King-Sears, M. E., & Duke, J. M. (2010). "Bring your textbook!" using secondary texts to assess reading demands and skills required for students with high-incidence disabilities. Intervention in School and Clinic, 45(5), 284-293.

National Institutes of Heath. (2014). Learning disabilities. Retrieved fromhttp://www.nichd.nih.gov/health/topics/learning/conditioninfo/pages/risk.aspx

National Center on Universal Design for Learning. (2011). About UDL. Retrieved fromhttp://www.udlcenter.org/aboutudl

Peterson-Karlan, G. R. (2011). Technology to support writing by students with learning and academic disabilities: Recent research trends and findings. Assistive Technology Outcomes and Benefits, 7(1), 39-62.

Rose, D. H., Harbour, W. S., Johnston, S. G., & Abarbanell, L. (2006). Universal design for learning in postsecondary education: Reflections on principles and their application. Journal of Postsecondary Education & Disability, 19(2)

Rose, D. H., & Meyer, A. . Teaching Every Student in the Digital Age: Universal Design for Learning,

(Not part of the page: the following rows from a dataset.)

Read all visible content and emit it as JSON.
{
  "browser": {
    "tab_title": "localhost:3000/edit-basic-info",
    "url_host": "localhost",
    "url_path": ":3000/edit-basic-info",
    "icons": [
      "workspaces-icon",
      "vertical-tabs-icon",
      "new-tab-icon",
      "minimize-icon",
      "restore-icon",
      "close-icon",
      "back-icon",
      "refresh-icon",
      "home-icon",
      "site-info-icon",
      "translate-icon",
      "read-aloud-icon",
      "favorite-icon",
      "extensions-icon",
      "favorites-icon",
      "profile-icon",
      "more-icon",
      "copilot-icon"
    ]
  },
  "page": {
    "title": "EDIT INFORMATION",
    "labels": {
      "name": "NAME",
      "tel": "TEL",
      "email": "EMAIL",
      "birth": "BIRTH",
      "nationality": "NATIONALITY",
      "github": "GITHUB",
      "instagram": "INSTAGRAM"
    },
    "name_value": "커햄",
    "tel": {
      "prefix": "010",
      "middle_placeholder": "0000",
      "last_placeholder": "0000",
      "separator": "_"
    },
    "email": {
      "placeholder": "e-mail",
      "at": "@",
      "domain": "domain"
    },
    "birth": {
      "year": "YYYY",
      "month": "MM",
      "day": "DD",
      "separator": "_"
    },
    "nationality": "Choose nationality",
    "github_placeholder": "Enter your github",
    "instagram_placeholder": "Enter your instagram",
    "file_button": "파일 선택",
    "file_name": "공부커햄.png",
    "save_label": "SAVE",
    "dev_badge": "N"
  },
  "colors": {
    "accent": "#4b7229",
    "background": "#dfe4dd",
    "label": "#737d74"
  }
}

Rose, D., & Dalton, B. (2009). Learning to read in the digital age. Mind, Brain, and Education, 3(2), 74-83. doi:10.1111/j.1751-228X.2009.01057.x

Teachit09's Channel. (2010). Top ten reasons joliet uses RWG.wmv. Retrieved fromhttps://www.youtube.com/watch?v=ldNsEFGAWD8#t=91

Texthelp Inc. (2013). Vocabulary list builder. Retrieved from https://www.youtube.com/watch?v=5s1Bcm5K0Bk&feature=share&list=PLvSZbmGbKpCTHbI2DKUxhaux5zCPaBkvU

UDLCAST. (2011). Introduction to UDL. Retrieved from http://www.youtube.com/watch?v=MbGkL06EU90&feature=relmfu

About the Author

Cate Smith

Cate SmithReading Education and Special Education
Appalachian State University